For this to work, you need to be able to collect and administer enough antibody-rich plasma and then the antibodies need to get to where the virus is causing infection. If there aren't enough antibodies in the plasma, it won't work. If the antibodies don't get to where the virus is (e.g., the lungs rather than the blood), it won't work (except perhaps in patients with viremia). If the antibodies get there but there aren't enough relative to the concentration of virus, it won't work.
We won't know whether it works until we try it in a lot of patients. Unlike drug therapies which can be fairly standardized, convalescent plasma is really complicated: it depends not just on the principle of the therapy but also on the specific patients the plasma comes from and the specific patients the plasma goes to. There are some promising initial studies (both with the new virus and in the past) that encourage people to keep trying, but so far that's all we have:
Shen, C., Wang, Z., Zhao, F., Yang, Y., Li, J., Yuan, J., ... & Wei, J. (2020). Treatment of 5 critically ill patients with COVID-19 with convalescent plasma.
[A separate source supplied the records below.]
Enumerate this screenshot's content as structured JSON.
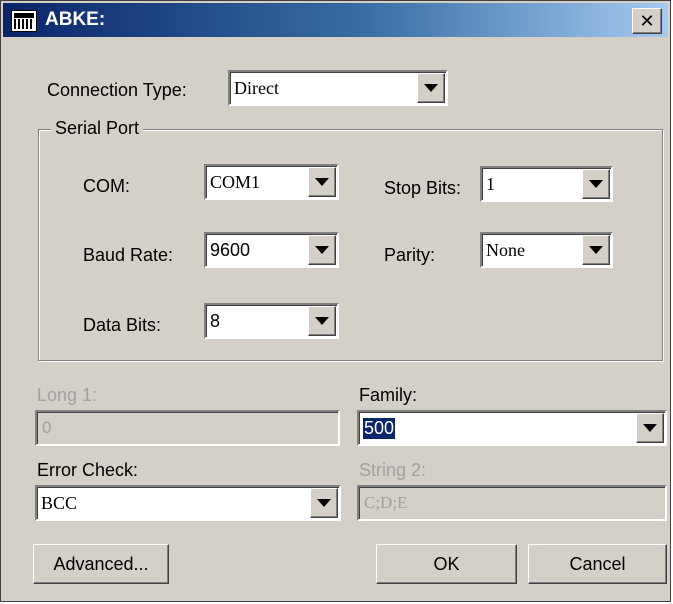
{
  "window": {
    "title": "ABKE:",
    "close_glyph": "✕"
  },
  "icons": {
    "app": "keyboard-icon",
    "close": "close-icon",
    "dropdown": "chevron-down-icon"
  },
  "connection": {
    "label": "Connection Type:",
    "value": "Direct"
  },
  "serial_port": {
    "legend": "Serial Port",
    "com": {
      "label": "COM:",
      "value": "COM1"
    },
    "baud_rate": {
      "label": "Baud Rate:",
      "value": "9600"
    },
    "data_bits": {
      "label": "Data Bits:",
      "value": "8"
    },
    "stop_bits": {
      "label": "Stop Bits:",
      "value": "1"
    },
    "parity": {
      "label": "Parity:",
      "value": "None"
    }
  },
  "long1": {
    "label": "Long 1:",
    "value": "0",
    "disabled": true
  },
  "family": {
    "label": "Family:",
    "value": "500"
  },
  "error_check": {
    "label": "Error Check:",
    "value": "BCC"
  },
  "string2": {
    "label": "String 2:",
    "value": "C;D;E",
    "disabled": true
  },
  "buttons": {
    "advanced": "Advanced...",
    "ok": "OK",
    "cancel": "Cancel"
  },
  "colors": {
    "titlebar_start": "#0a246a",
    "titlebar_end": "#a6caf0",
    "face": "#d4d0c8",
    "selection": "#0a246a"
  }
}
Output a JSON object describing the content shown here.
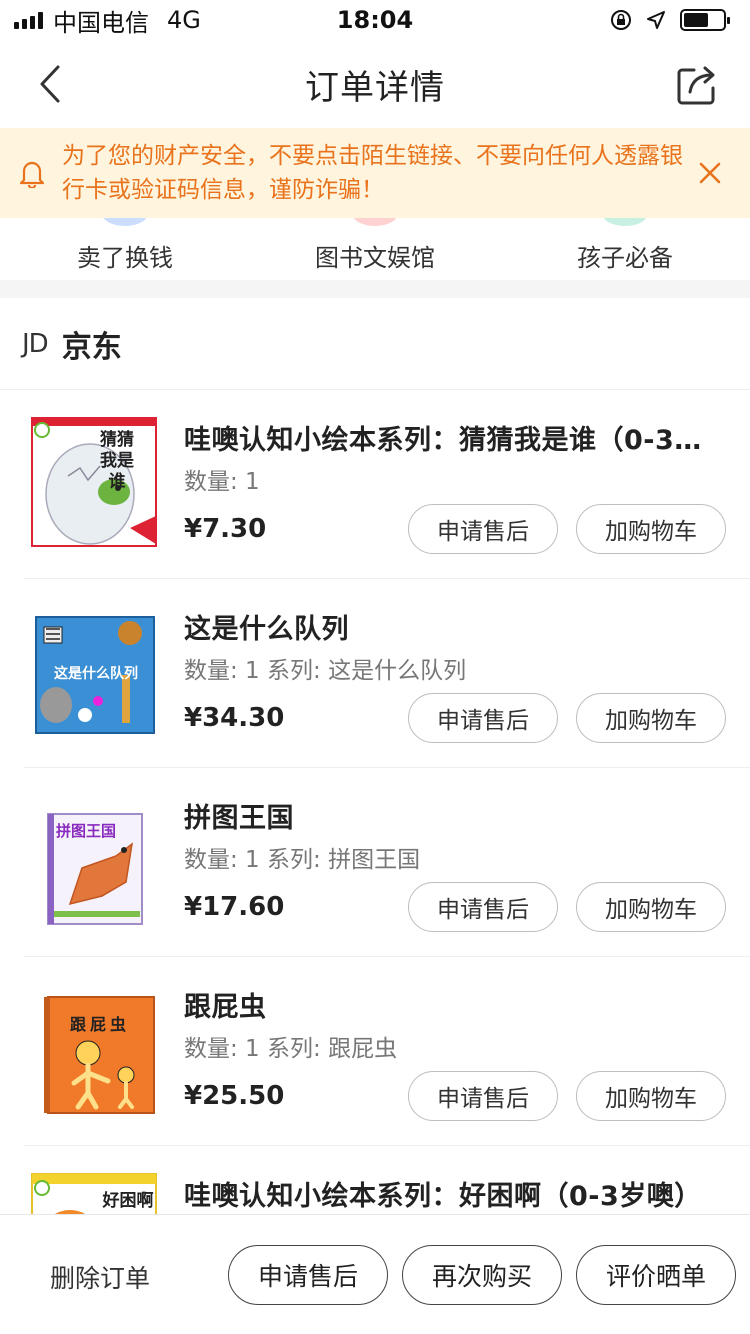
{
  "status_bar": {
    "carrier": "中国电信",
    "network": "4G",
    "time": "18:04"
  },
  "nav": {
    "title": "订单详情"
  },
  "notice": {
    "text": "为了您的财产安全，不要点击陌生链接、不要向任何人透露银行卡或验证码信息，谨防诈骗！"
  },
  "categories": [
    {
      "label": "卖了换钱",
      "color": "#6aa0ff"
    },
    {
      "label": "图书文娱馆",
      "color": "#ff7a7a"
    },
    {
      "label": "孩子必备",
      "color": "#5fd3b0"
    }
  ],
  "store": {
    "logo": "JD",
    "name": "京东"
  },
  "products": [
    {
      "title": "哇噢认知小绘本系列：猜猜我是谁（0-3…",
      "meta": "数量: 1",
      "price": "¥7.30",
      "cover_text": "猜猜我是谁",
      "aftersale_label": "申请售后",
      "cart_label": "加购物车"
    },
    {
      "title": "这是什么队列",
      "meta": "数量: 1 系列: 这是什么队列",
      "price": "¥34.30",
      "cover_text": "这是什么队列",
      "aftersale_label": "申请售后",
      "cart_label": "加购物车"
    },
    {
      "title": "拼图王国",
      "meta": "数量: 1 系列: 拼图王国",
      "price": "¥17.60",
      "cover_text": "拼图王国",
      "aftersale_label": "申请售后",
      "cart_label": "加购物车"
    },
    {
      "title": "跟屁虫",
      "meta": "数量: 1 系列: 跟屁虫",
      "price": "¥25.50",
      "cover_text": "跟屁虫",
      "aftersale_label": "申请售后",
      "cart_label": "加购物车"
    },
    {
      "title": "哇噢认知小绘本系列：好困啊（0-3岁噢）",
      "meta": "",
      "price": "",
      "cover_text": "好困啊",
      "aftersale_label": "",
      "cart_label": ""
    }
  ],
  "bottom_bar": {
    "delete_label": "删除订单",
    "aftersale_label": "申请售后",
    "rebuy_label": "再次购买",
    "review_label": "评价晒单"
  },
  "colors": {
    "notice_text": "#e8731c",
    "notice_bg": "#fff4dd"
  }
}
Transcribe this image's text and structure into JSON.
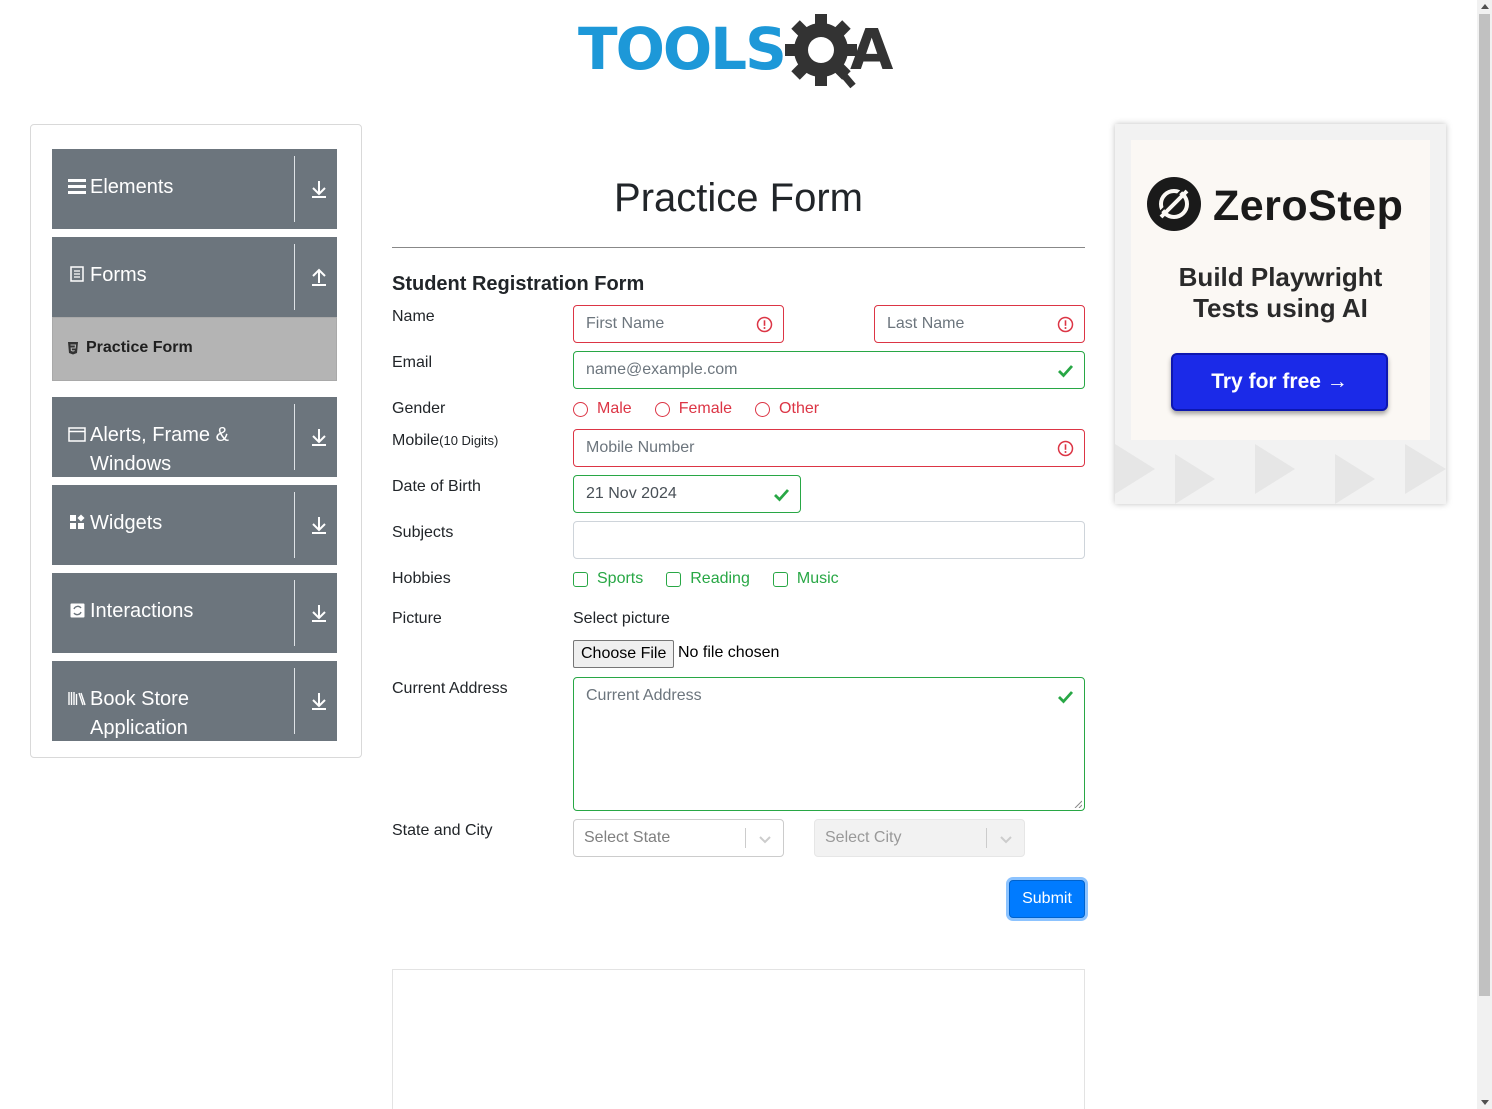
{
  "brand": {
    "logo_text": "TOOLSQA",
    "logo_colors": {
      "tools": "#1d98d8",
      "qa": "#333333"
    }
  },
  "sidebar": {
    "groups": [
      {
        "label": "Elements",
        "icon": "hamburger-icon",
        "arrow": "download-arrow-icon"
      },
      {
        "label": "Forms",
        "icon": "document-icon",
        "arrow": "upload-arrow-icon"
      },
      {
        "label": "Alerts, Frame & Windows",
        "icon": "window-icon",
        "arrow": "download-arrow-icon"
      },
      {
        "label": "Widgets",
        "icon": "widgets-icon",
        "arrow": "download-arrow-icon"
      },
      {
        "label": "Interactions",
        "icon": "interactions-icon",
        "arrow": "download-arrow-icon"
      },
      {
        "label": "Book Store Application",
        "icon": "books-icon",
        "arrow": "download-arrow-icon"
      }
    ],
    "active_item": {
      "label": "Practice Form",
      "icon": "html5-icon"
    }
  },
  "page": {
    "title": "Practice Form",
    "form_title": "Student Registration Form"
  },
  "form": {
    "name_label": "Name",
    "first_name_placeholder": "First Name",
    "last_name_placeholder": "Last Name",
    "email_label": "Email",
    "email_placeholder": "name@example.com",
    "gender_label": "Gender",
    "gender_options": [
      "Male",
      "Female",
      "Other"
    ],
    "mobile_label": "Mobile",
    "mobile_hint": "(10 Digits)",
    "mobile_placeholder": "Mobile Number",
    "dob_label": "Date of Birth",
    "dob_value": "21 Nov 2024",
    "subjects_label": "Subjects",
    "hobbies_label": "Hobbies",
    "hobbies_options": [
      "Sports",
      "Reading",
      "Music"
    ],
    "picture_label": "Picture",
    "picture_select_text": "Select picture",
    "choose_file_button": "Choose File",
    "no_file_text": "No file chosen",
    "address_label": "Current Address",
    "address_placeholder": "Current Address",
    "state_city_label": "State and City",
    "state_placeholder": "Select State",
    "city_placeholder": "Select City",
    "submit_label": "Submit",
    "colors": {
      "error": "#dc3545",
      "valid": "#28a745",
      "primary": "#007bff"
    }
  },
  "ad": {
    "brand": "ZeroStep",
    "headline_line1": "Build Playwright",
    "headline_line2": "Tests using AI",
    "cta": "Try for free →",
    "cta_color": "#1b2ae8"
  }
}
Jama.
Chen, L., Xiong, J., Bao, L., & Shi, Y. (2020). Convalescent plasma as a potential therapy for COVID-19. The Lancet Infectious Diseases, 20(4), 398-400.
Casadevall, A., & Pirofski, L. A. (2020). The convalescent sera option for containing COVID-19. The Journal of clinical investigation, 130(4), 1545-1548.